Cobblestone Paver Installation

Installing a cobblestone paver driveway is labor-intensive, but it doesn't necessarily require special skills or heavy machinery. If you aren't in a hurry and don't mind the challenge, DIY installation is a viable option. This is a project that takes time, however, especially if you are doing the work yourself. While a short walkway can be constructed in a weekend or two of work, for a large project like a driveway that requires excavation, expect the work to take at least a week or two—or more if you can't work on it full time.

Cobblestones, like other forms of concrete and brick pavers, can either be set in mortar or laid dry. The precise installation method can vary, depending on the type of stone you are using, but typically it begins with laying out the paving area with guide strings, then excavating down seven to 10 inches (depending on the size of the stones). The bottom of the excavation is smoothed, then a four- to six-inch layer of compactable gravel is spread and compressed with a power tamper or heavy roller. Over this, a two-inch layer of sand is poured, spread, and compacted.

Installation of the cobblestones is quite similar to how brick or concrete pavers are installed. Where a contrasting edging is part of the design, the edging stones are laid first, then the field cobbles are set into the sand, using whatever pattern you choose. When all the cobblestones have been laid, a roller or tamping machine is used to flatten the surface and drive the stones down into the sand base. The joints between stones are then filled with loose paver sand brushed over the surface, or with a cement-based liquid mortar.

Cobblestone Pavers vs. Concrete Pavers

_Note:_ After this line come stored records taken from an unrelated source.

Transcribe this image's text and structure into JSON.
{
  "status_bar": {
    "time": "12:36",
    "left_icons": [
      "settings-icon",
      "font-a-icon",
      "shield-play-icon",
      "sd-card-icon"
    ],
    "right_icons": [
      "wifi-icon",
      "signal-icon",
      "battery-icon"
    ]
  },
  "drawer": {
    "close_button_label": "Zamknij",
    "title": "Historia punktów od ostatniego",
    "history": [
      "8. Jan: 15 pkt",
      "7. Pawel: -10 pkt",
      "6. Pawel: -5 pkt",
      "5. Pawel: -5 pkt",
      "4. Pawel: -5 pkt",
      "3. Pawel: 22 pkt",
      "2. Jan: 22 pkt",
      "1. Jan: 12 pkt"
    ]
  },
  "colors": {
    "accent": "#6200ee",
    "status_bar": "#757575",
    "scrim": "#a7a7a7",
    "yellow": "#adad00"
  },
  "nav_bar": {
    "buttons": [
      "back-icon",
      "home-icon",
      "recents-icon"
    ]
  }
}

The major drawback of true cobblestone pavers is their considerable price, and if budget is an issue, you can get a similar look by using much cheaper concrete pavers. Concrete pavers are available in a variety of colors, and many are tumbled to give them a good resemblance to authentic cobblestones. These look-alikes do not have the kind of lifetime durability found with true granite cobblestones, but you can expect them to last several decades.

Top Brands of Cobblestone Pavers

Natural stone sold at retailers tends to be a regional resource, and the cobblestones sold in your area will likely comprise whatever type of granite or other stone is prevalent in or near your region. The "brand" of the pavers will be whatever commercial quarry the stone came from. Because transportation costs are so high for these heavy materials, it's rare for cobblestones to come from far away; your selection will be from whatever quarry companies are found within a few hundred miles of your location. It's best to buy from a company with a long track record, since you may want to buy more identical stone if you ever want to add additional paving to your landscape.

Are Cobblestone Pavers Right for You?

Cobblestone pavers are extremely elegant and durable, but they are not cheap. If you are looking for a low budget driveway, you might be better off considering concrete pavers, gravel, concrete, or asphalt. But if you want a tough, attractive, and unique driveway, it's hard to beat cobblestone.

If you like the look of cobblestone pavers but can't afford a driveway full of them, consider installing a cobblestone apron or border, or a decorative cobblestone inlay in the middle of the driveway. Or, consider cast concrete pavers made to simulate the look of cobblestone.